### Integers

First of all, there’s no use for negative integers in the blockchain. Integers are always unsigned, they can hold 8-bit, 16-bit, 32-bit or 64-bit values. In ex-integers.c:

we serialize “n8 + n16 + n32 + n64” into (1 + 2 + 4 + 8) = 15 bytes. When storing single bytes we don’t care about endianness, but we must in all other cases. That’s why little-endian order has to be enforced for multibyte values:

If the machine is little-endian, the numbers are stored without additional manipulation. If not, their bytes are reversed.

The resulting ser array (15 bytes):

01
23 45
67 89 ab cd
ef 12 34 56 78 9a bc de


### Fixed-length data

By fixed-length data I mean data whose length is known in advance and therefore doesn’t need to be attached. In actual code, memcpy is all we need to serialize binary data.

Fixed-length strings are encoded in UTF-8 and padded with \0 characters up to the desired length. This is the case of the Bitcoin p2p protocol, where messages are identified by human-readable names like version, tx, getblocks etc. with a maximum length of 12 characters. In ex-fixed-strings.c:

we serialize “n32 + str + n16” into (4 + 10 + 2) = 16 bytes. Safely assume that ASCII strings encode to raw bytes for free. The actual string length is required to compute the padding:

Final packing:

The resulting ser array (16 bytes):

8b a3 f7 68
46 6f 6f 42 61 72 00 00 00 00
12 ee


#### Hashes

Hashes are another typical example of fixed-length data. In ex-hashes.c (requires OpenSSL):

we serialize “prefix + hash256(message) + suffix” into (2 + 32 + 1) = 35 bytes. Below we first calculate the SHA-256 digest of the message:

The SHA-256 algorithm yields a 256-bit digest, so we allocate an array of 32 bytes in advance. SHA256_DIGEST_LENGTH would be equivalent here, but I want to be as explicit as possible. The SHA-256 digest for the “Hello Bitcoin!” string is:

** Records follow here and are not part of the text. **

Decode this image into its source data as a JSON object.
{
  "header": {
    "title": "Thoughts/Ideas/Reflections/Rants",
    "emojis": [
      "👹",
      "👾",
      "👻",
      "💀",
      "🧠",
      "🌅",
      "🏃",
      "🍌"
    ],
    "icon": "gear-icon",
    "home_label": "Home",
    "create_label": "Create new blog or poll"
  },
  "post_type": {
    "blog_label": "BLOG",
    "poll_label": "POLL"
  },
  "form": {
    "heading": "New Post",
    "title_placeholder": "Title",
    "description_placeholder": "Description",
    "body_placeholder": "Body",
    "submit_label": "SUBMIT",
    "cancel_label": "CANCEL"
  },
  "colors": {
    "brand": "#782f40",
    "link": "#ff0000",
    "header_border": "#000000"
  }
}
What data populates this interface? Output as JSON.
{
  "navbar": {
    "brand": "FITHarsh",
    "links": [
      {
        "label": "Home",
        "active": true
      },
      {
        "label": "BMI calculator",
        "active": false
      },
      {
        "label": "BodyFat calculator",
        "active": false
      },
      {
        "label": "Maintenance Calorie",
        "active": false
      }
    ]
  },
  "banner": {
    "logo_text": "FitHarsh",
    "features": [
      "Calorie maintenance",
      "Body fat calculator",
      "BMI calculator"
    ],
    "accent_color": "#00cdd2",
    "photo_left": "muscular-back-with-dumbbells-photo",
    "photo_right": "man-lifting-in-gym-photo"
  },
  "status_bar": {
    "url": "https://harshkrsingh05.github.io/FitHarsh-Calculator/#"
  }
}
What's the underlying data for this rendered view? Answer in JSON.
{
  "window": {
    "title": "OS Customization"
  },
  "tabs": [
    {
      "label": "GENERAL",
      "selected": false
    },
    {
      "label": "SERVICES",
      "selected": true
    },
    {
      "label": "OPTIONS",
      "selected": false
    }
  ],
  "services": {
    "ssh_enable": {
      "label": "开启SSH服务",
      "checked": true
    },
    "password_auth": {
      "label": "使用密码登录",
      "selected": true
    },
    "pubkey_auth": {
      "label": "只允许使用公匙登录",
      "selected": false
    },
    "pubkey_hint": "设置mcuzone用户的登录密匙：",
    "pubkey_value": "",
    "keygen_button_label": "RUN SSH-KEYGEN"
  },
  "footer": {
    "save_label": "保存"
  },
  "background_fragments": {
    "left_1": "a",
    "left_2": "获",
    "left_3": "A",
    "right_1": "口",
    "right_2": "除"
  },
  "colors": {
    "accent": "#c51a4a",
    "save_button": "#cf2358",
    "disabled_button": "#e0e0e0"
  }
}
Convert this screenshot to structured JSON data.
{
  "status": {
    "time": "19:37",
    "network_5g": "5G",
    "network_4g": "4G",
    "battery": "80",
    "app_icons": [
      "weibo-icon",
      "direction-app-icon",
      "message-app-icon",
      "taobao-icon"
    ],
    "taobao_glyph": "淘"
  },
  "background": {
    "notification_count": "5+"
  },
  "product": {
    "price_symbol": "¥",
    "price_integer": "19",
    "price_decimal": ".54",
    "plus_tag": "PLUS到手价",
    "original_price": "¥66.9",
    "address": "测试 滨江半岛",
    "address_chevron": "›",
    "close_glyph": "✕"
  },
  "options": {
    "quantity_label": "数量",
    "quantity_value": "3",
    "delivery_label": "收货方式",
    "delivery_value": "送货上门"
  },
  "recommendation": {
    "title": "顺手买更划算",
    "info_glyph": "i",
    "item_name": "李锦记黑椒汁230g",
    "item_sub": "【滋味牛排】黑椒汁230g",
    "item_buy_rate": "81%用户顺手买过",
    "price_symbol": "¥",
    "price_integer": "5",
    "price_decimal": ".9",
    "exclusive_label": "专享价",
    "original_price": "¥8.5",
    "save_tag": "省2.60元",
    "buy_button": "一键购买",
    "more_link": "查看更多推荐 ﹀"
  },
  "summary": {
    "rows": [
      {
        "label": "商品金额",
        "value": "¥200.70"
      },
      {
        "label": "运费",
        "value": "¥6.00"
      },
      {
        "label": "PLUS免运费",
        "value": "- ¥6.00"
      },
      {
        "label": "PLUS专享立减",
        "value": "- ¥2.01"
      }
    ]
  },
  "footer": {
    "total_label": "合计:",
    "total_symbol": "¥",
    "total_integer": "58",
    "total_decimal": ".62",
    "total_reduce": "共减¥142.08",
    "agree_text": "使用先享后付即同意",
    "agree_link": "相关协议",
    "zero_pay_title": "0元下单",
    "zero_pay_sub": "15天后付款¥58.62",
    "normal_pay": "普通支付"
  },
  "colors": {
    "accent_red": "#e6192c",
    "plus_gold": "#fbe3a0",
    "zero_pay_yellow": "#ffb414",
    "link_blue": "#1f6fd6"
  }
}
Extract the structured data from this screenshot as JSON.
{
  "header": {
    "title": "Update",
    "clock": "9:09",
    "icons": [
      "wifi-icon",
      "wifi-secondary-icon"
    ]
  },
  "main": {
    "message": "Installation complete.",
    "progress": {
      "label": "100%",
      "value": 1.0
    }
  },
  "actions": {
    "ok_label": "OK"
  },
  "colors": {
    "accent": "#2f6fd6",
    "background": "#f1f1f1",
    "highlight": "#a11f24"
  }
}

51 8a d5 a3 75 fa 52 f8
4b 2b 3d f7 93 3a d6 85
eb 62 cf 69 86 9a 96 73
15 61 f9 4d 10 82 6b 5c


By hashing again:

we get the hash256 digest:

90 98 6e a4 e2 8b 84 7c
c7 f9 be ba 87 ea 81 b2
21 ca 6e af 98 28 a8 b0
4c 29 0c 21 d8 91 bc da


with 90 being the MSB because SHA-2 works big-endian. Final packing:

The resulting ser array (35 bytes):

7f d1
90 98 6e a4 e2 8b 84 7c
c7 f9 be ba 87 ea 81 b2
21 ca 6e af 98 28 a8 b0
4c 29 0c 21 d8 91 bc da
8c


### Get the code!

Shared code: bbp-common.tar.gz
Examples: bbp-ex-serialization.tar.gz

Full source on GitHub.

### Next block in chain?

You learned how to serialize fixed-length data for the blockchain.

In the second part we’ll deal with variable-length data. Please share this post if you enjoyed it and use the form below for questions and comments!